Operating System and Software:
The W7j, like its Core Duo counterpart, comes with Windows XP pro. At the time of writing, customers are qualified for a free upgrade to Windows Vista when it becomes available. Indeed the W7j comes with some bloatware, the most resource consuming being Norton’s trial Anti-Virus/Firewall. Most of the other icons that you see on the task manager are important (wireless, Bluetooth, etc). Other programs include a useful NTFS converter that’s already placed on the desktop (you’re hard drive is on FAT32 by default), WinFlash, Asus Splendid Technology Utility center, Nero, and Lifeframe which is used with your webcam.
The standard desktop you are greeted to, note the amount if icons in the task tray (view large image)
Recently Asus has upgraded the warranty package that comes with their Ensemble notebooks. Instead of a single year global warranty, the W7jp comes with a 2 year global warranty. The notebook included a business card listing contact numbers for over 40 different countries! Of course there are a number of things you can do that would result in the voiding of this generous warranty, which include modifying the CPU yourself and breaking any Asus seal inside the laptop. It is something to consider before changing the internal content.
In addition to Asus, reseller support is also just as important and BTOtech has been both patient and supportive of my needs. Eddie has been quick to offer an RMA after hearing that my W7j had two stuck pixels. The support forum on their site also offers updated information on issues affecting different Asus laptops and when possible, solutions to them.

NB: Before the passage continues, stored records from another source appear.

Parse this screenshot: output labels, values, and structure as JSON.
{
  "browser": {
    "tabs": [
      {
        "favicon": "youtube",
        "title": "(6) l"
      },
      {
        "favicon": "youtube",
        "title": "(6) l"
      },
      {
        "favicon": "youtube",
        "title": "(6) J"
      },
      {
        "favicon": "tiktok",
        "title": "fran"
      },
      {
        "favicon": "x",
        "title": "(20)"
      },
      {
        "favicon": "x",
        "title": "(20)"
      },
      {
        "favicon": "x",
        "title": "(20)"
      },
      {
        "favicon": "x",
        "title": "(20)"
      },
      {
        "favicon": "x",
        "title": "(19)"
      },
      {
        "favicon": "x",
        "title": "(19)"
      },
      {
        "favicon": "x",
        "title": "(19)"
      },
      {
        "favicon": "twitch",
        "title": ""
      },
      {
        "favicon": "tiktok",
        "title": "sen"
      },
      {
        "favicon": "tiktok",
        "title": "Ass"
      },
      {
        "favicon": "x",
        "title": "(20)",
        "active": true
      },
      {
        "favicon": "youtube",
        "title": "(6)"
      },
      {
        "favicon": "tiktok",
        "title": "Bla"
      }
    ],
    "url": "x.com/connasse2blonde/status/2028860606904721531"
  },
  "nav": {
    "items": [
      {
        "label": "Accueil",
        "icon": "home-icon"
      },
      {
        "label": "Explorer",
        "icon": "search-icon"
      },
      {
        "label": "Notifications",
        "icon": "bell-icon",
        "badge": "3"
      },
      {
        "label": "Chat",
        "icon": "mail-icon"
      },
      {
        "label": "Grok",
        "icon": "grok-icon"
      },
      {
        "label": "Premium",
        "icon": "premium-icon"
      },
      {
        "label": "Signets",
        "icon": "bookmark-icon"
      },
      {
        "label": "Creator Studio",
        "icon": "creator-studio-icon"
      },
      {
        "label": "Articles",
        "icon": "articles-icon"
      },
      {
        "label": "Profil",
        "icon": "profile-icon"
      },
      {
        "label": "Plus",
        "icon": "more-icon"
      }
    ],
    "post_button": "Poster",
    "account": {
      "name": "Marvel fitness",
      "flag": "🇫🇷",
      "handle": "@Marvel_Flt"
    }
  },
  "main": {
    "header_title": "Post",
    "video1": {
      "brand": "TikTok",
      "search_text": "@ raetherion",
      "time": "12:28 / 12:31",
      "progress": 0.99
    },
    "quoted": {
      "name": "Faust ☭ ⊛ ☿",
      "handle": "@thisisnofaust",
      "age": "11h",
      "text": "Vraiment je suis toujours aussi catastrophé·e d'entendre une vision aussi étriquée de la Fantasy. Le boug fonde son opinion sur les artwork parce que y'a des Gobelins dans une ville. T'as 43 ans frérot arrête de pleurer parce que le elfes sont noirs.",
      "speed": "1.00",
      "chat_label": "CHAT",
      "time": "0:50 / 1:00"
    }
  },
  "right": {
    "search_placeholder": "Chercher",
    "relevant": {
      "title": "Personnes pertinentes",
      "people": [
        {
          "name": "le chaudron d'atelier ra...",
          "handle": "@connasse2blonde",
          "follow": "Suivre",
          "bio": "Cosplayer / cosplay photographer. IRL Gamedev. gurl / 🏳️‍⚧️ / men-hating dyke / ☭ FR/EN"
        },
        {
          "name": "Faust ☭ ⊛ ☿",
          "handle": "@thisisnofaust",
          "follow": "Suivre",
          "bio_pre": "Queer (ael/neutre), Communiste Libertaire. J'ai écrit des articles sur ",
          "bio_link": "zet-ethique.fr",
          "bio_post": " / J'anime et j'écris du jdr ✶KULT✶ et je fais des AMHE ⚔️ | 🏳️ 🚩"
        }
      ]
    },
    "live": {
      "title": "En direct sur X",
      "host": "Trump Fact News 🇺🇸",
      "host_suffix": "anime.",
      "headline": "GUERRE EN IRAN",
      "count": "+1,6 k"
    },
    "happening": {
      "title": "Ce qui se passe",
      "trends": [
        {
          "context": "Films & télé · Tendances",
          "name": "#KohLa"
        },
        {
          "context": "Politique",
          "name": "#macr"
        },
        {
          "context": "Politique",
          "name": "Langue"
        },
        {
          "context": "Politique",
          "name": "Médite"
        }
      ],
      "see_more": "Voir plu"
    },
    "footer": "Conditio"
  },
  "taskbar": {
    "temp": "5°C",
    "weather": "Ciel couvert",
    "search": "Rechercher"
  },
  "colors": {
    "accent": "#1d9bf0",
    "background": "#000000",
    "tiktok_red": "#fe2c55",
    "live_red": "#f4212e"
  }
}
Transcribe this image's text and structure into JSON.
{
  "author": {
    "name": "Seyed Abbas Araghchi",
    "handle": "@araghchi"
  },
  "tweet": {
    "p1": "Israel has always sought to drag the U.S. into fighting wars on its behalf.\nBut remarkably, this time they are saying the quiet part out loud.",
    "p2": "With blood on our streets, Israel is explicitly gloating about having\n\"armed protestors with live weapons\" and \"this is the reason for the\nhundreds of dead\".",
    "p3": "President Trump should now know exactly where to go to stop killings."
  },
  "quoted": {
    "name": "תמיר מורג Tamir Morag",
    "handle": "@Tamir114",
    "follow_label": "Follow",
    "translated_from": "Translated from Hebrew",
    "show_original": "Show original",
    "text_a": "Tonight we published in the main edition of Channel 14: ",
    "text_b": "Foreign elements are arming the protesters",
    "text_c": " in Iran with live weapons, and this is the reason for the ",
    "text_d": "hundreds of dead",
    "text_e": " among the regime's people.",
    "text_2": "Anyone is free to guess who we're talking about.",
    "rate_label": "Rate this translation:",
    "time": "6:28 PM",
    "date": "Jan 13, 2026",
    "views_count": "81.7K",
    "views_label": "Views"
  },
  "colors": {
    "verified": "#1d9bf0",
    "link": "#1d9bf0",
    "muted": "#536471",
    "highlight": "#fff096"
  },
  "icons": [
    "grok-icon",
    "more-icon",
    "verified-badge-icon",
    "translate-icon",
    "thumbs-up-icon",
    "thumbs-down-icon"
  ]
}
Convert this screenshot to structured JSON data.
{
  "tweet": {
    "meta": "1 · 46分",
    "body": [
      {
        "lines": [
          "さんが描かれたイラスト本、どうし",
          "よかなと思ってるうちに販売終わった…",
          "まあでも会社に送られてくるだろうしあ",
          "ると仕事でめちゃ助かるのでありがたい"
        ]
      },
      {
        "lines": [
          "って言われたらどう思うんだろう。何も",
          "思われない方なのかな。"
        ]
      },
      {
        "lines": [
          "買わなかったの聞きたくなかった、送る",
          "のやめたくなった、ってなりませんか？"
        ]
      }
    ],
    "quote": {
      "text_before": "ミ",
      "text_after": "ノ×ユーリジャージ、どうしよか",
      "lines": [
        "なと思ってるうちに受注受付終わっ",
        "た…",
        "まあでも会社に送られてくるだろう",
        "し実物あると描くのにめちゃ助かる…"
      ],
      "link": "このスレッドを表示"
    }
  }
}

Asus is certainly becoming a major brand in North American markets. Their notebooks combine build quality, looks, and performance at a reasonable price. The W7j is no exception, the screen is one of the brightest and sharpest I’ve ever seen on a notebook and the build is solid. While the NVIDIA Go7400 is not the best video card out there, you will not find a better video card on any notebook that is 13.3" and smaller, in fact as of the time of this review, there is only the Sony SZ and Dell XPS M1210 who can be considered as direct competitors. In addition, the W7j is affordably priced.
- Great build quality, sturdy lid, little flex on chassis or keyboard
- One of the brightest and sharpest screens I’ve ever seen
- Nice webcam
- Sexy styling
- A bit thick like the XPS M1210
- Gets pretty warm, but not hot
- Battery life